July 24, 2011

The War at Home

As troops from Afghanistan return home, the fight to find work awaits them

WASHINGTON, DC - When a President announces that he is bringing soldiers home from war, one obvious assumption that is made by people is that its good news. This idea is based on the premise that after spending multiple months in war, after spending multiple tours of service, that the idea of coming back home to your family and friends is the happy completion to a soldier’s experience.

But for today’s veterans, this assumption is all wrong.

The fact is that what awaits them, along with the loved ones celebrating their return, is a dismal employment market. The economy is in a state of serious peril, as unemployment unexpectedly rose to 9.1%, jobless claims have gone up twice in three weeks, and there is a growing fear among the country that a double-dip recession is on the horizon. It was the President himself who, during his primetime address this past Wednesday announcing the drawdown of forces in Afghanistan, went so far as to say that we need to “focus on nation building here at home.”

Make no mistake; the economy is struggling for everybody. But while everybody has been hit by the current financial climate, no group has suffered like veterans of Iraq and Afghanistan. Recent unemployment numbers for all Post 9/11 veterans is at 12.1%, dramatically higher than the rest of the country. Even worse, veterans age 20-24 have a whopping 27% unemployment rate, nearly double the rate of civilians of the same age group. Veterans have filing for unemployment benefits also doubled from the previous year, with over 850,000 veterans looking for financial assistance as they struggle to find work.

The problem is substantial, and it is growing fast. With 10,000 troops scheduled to come home by the end of this year and a total of 33,000 by the end on 2012, the number of veterans returning home trying to enter the workforce will simply cause the unemployment numbers to go up more.

Many may take the attitude that it is just a sign of the times; everybody is dealing with a bad economy, everybody is struggling to pay the bills everybody is in the same boat. But a veteran’s struggle with the economy goes far beyond simple mathematics. There is an emotional toll that any member of the military faces when they serve in war, often caused by the deadly and chaotic nature of combat life that a veteran had to face on an everyday basis. The VA recently reported that it estimates that over 800,000 veterans suffer from PTSD, a mental illness that can be easily exacerbated by additional stress. Among the most common causes for a PTSD symptom to worsen is by an inability to earn a living and provide for a family, as it causes more veterans to feel like they have failed the people counting on them.

Veterans are in for a long fight.

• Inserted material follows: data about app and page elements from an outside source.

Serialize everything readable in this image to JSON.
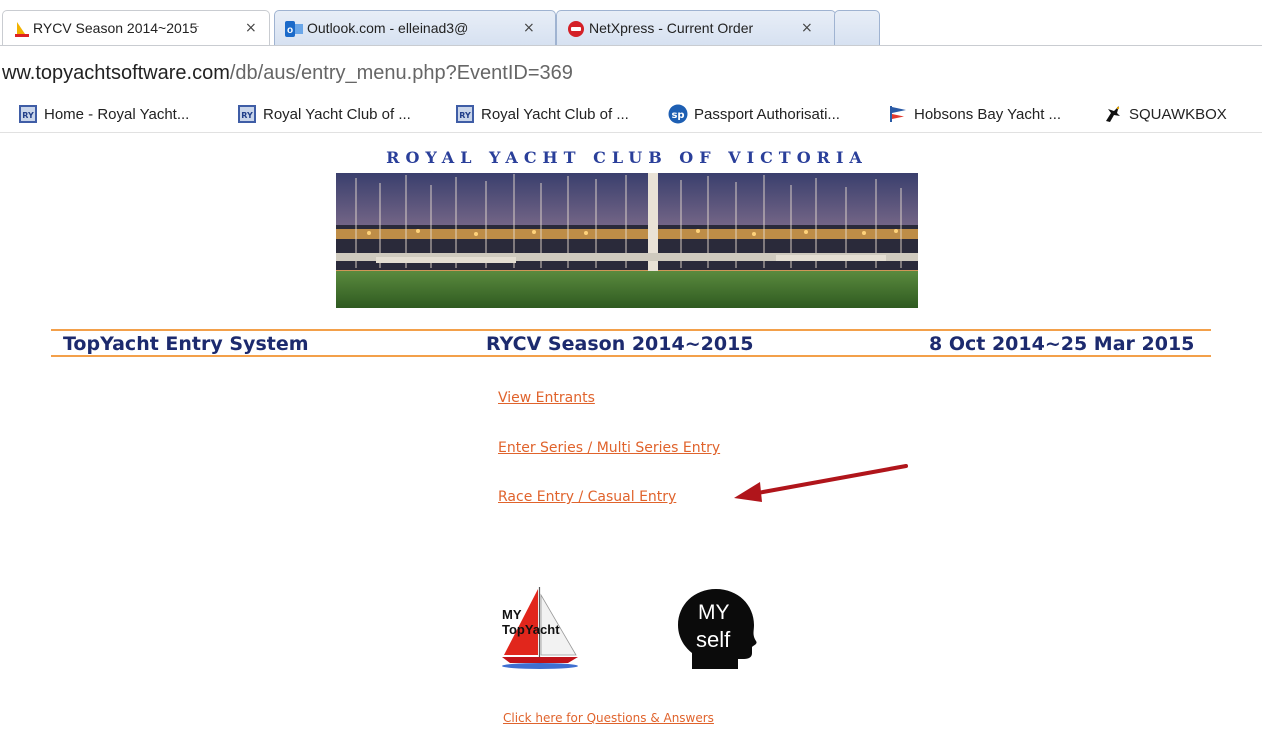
{
  "browser": {
    "tabs": [
      {
        "title": "RYCV Season 2014~2015",
        "close": "×",
        "active": true
      },
      {
        "title": "Outlook.com - elleinad3@",
        "close": "×",
        "active": false
      },
      {
        "title": "NetXpress - Current Order",
        "close": "×",
        "active": false
      }
    ],
    "url_host": "ww.topyachtsoftware.com",
    "url_path": "/db/aus/entry_menu.php?EventID=369",
    "bookmarks": [
      {
        "label": "Home - Royal Yacht...",
        "icon": "ryc-logo-icon"
      },
      {
        "label": "Royal Yacht Club of ...",
        "icon": "ryc-logo-icon"
      },
      {
        "label": "Royal Yacht Club of ...",
        "icon": "ryc-logo-icon"
      },
      {
        "label": "Passport Authorisati...",
        "icon": "sp-icon"
      },
      {
        "label": "Hobsons Bay Yacht ...",
        "icon": "flag-icon"
      },
      {
        "label": "SQUAWKBOX",
        "icon": "bird-icon"
      }
    ]
  },
  "page": {
    "club_title": "ROYAL YACHT CLUB OF VICTORIA",
    "header": {
      "system": "TopYacht Entry System",
      "season": "RYCV Season 2014~2015",
      "dates": "8 Oct 2014~25 Mar 2015"
    },
    "links": {
      "view_entrants": "View Entrants",
      "series_entry": "Enter Series / Multi Series Entry",
      "race_entry": "Race Entry / Casual Entry",
      "qa": "Click here for Questions & Answers"
    },
    "logos": {
      "mytopyacht_line1": "MY",
      "mytopyacht_line2": "TopYacht",
      "myself_line1": "MY",
      "myself_line2": "self"
    }
  },
  "colors": {
    "link": "#e0632c",
    "header_rule": "#f3a04a",
    "header_text": "#1c2a6e",
    "annotation_arrow": "#b0151b"
  }
}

They must prepare themselves to whether this storm of uncertainty with the same determination and focus that led to their success on the battlefield. Because there is no mistaking the current reality; this economy is America ’s war at home.